This study has demonstrated a positive association between education and overall HIV/AIDS knowledge. AGYW who had attained primary education and those who had secondary or higher education were more likely to have high overall knowledge of HIV/AIDS compared to those who had no education. This finding is consistent with the studies conducted in Kenya and Ghana [11, 15]. There are various potential explanations for the positive correlation between education and overall HIV/AIDS knowledge. Women with higher education are likely to know how to read which makes them understand the content of written information such as newspaper articles easily. Education also helps individuals to be proactive about their own health and to gather information to protect themselves against HIV. To reduce the risk of HIV spreading among AGYW, it is very crucial to reach out and provide HIV/AIDS information to AGYW with no education in communities.
The present study also found that young women aged 20–24 years were more likely to have high overall knowledge about HIV/AIDS compared to adolescent girls aged 15–19 years. This confirms findings of studies elsewhere [22, 23]. The possible reason why adolescent girls have low overall knowledge about HIV/AIDS is limited access to health–related information. For example, some parents/guardians in Malawi still believe that sexual and reproductive health education encourages sexual experimentation among girls. As a result, they are not open to discuss sexual and reproductive health information with adolescent girls which may lead to low knowledge of HIV among them. Therefore, there is a need to change social norms and design effective youth friendly programs that can help to increase knowledge about HIV among adolescent girls. There is also a need to empower parents, teachers and communities to freely discuss sexuality with adolescent girls and facilitate the adoption of self–protecting health behaviour among them.
The study also revealed that AGYW from rich households, those who were working as well as those who were listening to radio at least once a week had high overall HIV/AIDS knowledge compared to their counterparts. These results are consistent with previous research conducted in Sub-Saharan African Countries, where most of the participants who had good knowledge about HIV/AIDS were working, listening to radio frequently and were from rich households [12, 23]. A possible explanation for these findings is that AGYW from rich households and those employed can easily afford and access information from media and other socio platforms compared to their counterparts. Taken together, these findings suggest a need to target women from poor households, those not working and those who do not listen to radio with appropriate interventions (such as HIV/AIDS awareness campaigns in local languages) that can enhance their overall knowledge about HIV/AIDS.
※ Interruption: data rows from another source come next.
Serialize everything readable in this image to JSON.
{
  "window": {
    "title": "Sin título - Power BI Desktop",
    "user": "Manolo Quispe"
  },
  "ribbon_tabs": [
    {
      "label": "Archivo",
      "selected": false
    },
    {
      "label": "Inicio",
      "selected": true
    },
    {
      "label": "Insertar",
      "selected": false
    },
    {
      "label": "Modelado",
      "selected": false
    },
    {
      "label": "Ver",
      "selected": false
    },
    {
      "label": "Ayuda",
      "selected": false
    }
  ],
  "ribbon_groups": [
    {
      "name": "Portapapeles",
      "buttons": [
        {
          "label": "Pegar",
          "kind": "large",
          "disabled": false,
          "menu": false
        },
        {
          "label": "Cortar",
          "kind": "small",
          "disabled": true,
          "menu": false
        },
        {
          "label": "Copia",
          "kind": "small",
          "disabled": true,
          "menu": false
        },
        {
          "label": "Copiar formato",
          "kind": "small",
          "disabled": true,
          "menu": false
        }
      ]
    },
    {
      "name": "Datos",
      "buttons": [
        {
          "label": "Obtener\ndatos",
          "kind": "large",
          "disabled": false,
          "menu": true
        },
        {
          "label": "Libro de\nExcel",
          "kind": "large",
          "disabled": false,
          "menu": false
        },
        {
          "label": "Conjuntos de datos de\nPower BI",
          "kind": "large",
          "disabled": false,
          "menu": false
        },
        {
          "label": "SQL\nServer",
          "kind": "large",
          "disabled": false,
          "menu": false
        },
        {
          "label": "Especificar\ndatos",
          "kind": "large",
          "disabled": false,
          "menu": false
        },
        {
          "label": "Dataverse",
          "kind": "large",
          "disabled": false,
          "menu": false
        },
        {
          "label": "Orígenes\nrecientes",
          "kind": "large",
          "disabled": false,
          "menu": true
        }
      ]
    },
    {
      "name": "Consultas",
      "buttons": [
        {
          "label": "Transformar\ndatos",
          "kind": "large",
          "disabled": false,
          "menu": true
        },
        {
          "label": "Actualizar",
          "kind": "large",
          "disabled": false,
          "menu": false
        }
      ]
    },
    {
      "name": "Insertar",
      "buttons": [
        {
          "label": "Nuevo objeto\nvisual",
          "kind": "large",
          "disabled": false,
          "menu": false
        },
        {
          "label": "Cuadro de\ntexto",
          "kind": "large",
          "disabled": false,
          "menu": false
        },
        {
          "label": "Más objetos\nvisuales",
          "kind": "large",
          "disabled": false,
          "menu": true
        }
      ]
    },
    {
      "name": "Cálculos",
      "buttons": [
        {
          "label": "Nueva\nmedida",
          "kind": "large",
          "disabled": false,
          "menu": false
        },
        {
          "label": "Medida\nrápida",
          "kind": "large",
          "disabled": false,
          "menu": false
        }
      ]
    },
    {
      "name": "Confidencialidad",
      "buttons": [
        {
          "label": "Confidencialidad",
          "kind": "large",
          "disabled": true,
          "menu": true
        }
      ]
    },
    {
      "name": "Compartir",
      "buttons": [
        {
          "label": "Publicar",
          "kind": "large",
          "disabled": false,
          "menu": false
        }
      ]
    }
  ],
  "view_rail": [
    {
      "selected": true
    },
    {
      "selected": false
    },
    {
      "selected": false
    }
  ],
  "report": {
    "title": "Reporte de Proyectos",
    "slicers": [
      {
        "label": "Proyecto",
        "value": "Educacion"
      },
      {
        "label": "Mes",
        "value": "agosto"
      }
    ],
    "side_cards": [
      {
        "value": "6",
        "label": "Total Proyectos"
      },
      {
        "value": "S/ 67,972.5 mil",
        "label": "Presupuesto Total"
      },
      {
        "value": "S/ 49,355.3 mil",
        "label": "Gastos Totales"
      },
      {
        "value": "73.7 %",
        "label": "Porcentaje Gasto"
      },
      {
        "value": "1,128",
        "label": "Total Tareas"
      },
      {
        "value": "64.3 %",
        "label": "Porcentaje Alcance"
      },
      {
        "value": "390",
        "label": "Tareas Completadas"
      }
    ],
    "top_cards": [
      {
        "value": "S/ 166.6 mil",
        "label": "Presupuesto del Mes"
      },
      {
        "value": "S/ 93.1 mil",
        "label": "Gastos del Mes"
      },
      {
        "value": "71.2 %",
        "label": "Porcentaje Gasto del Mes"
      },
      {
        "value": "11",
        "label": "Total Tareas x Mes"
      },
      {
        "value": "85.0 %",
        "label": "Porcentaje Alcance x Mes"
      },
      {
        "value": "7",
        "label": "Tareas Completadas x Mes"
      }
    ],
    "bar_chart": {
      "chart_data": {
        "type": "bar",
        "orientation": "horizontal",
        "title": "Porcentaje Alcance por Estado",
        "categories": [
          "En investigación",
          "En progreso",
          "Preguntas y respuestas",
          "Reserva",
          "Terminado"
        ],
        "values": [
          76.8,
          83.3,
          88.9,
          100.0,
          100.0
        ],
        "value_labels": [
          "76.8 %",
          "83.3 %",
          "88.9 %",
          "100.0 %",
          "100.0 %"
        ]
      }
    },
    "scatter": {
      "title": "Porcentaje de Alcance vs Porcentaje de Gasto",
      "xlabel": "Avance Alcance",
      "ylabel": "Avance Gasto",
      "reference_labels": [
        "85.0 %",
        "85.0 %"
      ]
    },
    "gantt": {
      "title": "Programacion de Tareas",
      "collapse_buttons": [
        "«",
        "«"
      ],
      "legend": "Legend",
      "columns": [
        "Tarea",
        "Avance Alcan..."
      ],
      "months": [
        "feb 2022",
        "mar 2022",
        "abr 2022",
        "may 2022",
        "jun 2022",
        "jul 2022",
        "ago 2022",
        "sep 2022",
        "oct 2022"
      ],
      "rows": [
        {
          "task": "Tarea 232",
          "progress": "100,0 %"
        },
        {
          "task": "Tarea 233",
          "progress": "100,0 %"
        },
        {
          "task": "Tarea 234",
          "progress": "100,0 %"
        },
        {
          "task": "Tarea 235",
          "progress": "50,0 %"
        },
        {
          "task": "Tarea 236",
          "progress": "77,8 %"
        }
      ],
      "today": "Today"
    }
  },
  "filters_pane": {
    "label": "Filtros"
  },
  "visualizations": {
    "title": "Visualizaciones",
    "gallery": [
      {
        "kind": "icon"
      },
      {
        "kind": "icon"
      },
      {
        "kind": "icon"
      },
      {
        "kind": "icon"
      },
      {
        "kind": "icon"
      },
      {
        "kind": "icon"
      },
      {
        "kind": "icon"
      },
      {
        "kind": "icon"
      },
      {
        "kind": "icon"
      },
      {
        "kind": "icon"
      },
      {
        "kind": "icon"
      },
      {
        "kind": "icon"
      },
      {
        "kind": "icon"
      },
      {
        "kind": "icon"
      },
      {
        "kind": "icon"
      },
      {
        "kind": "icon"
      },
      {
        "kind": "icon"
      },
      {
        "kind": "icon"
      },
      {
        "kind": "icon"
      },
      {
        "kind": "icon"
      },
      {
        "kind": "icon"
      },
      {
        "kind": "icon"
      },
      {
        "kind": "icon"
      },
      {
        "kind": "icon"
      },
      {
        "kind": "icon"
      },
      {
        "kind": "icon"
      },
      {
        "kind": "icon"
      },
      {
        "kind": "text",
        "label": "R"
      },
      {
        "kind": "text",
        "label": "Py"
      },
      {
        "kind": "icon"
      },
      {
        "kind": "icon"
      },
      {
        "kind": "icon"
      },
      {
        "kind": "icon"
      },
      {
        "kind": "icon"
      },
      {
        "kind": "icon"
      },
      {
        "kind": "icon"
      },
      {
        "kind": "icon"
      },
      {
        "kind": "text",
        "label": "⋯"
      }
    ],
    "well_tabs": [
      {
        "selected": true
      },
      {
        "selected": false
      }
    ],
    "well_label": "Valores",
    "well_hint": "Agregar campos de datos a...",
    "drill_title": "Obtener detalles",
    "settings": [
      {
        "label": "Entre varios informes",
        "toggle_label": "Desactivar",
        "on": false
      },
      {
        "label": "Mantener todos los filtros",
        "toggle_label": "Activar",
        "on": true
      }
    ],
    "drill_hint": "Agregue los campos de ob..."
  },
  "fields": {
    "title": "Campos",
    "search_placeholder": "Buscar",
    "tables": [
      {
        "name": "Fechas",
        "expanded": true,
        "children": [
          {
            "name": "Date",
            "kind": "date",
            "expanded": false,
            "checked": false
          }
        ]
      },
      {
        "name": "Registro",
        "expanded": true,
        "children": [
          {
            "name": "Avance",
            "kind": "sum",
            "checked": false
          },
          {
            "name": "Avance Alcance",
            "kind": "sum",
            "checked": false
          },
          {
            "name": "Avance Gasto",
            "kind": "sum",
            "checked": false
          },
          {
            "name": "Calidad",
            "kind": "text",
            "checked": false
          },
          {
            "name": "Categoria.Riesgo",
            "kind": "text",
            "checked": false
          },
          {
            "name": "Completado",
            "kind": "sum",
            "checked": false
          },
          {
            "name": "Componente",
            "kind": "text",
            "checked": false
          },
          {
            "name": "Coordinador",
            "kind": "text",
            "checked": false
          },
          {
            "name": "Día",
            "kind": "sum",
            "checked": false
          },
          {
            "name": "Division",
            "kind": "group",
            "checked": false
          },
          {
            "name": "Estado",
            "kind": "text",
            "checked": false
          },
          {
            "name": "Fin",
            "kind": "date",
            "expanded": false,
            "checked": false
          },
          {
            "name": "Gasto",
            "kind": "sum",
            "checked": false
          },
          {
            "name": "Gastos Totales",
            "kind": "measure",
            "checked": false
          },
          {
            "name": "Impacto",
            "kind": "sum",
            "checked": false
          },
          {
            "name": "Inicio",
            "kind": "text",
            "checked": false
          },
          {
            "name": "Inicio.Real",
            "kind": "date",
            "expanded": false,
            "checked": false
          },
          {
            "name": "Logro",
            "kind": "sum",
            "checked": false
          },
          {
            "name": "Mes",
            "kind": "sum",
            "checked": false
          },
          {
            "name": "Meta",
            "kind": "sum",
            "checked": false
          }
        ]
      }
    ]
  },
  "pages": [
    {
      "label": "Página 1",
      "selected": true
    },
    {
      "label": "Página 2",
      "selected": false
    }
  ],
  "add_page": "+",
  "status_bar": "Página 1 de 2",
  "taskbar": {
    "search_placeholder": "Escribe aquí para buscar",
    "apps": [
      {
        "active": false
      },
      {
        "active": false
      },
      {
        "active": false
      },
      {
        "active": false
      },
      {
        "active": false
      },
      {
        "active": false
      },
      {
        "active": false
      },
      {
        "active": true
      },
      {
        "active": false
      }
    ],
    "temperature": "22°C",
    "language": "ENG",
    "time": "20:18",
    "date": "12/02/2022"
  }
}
These results should be interpreted in the context of the following study limitations. Firstly, the data is confined to the last MDHS round (2015–2016) and current levels of overall knowledge about HIV/AIDS among AGYW may have changed. Secondly, this study was based on secondary data analysis and we were unable to include other potential variables that might influence HIV/AIDS knowledge but not available in the MDHS dataset. The study used secondary data that were self-reported, which is prone to recall and social desirability bias. Despite these limitations, this is the first study to explore the determinants of overall HIV/AIDS knowledge among adolescent girls and young women aged 15–24 years in Malawi using a nationally representative sample. Therefore, our findings can be generalised to all AGYW in the whole country.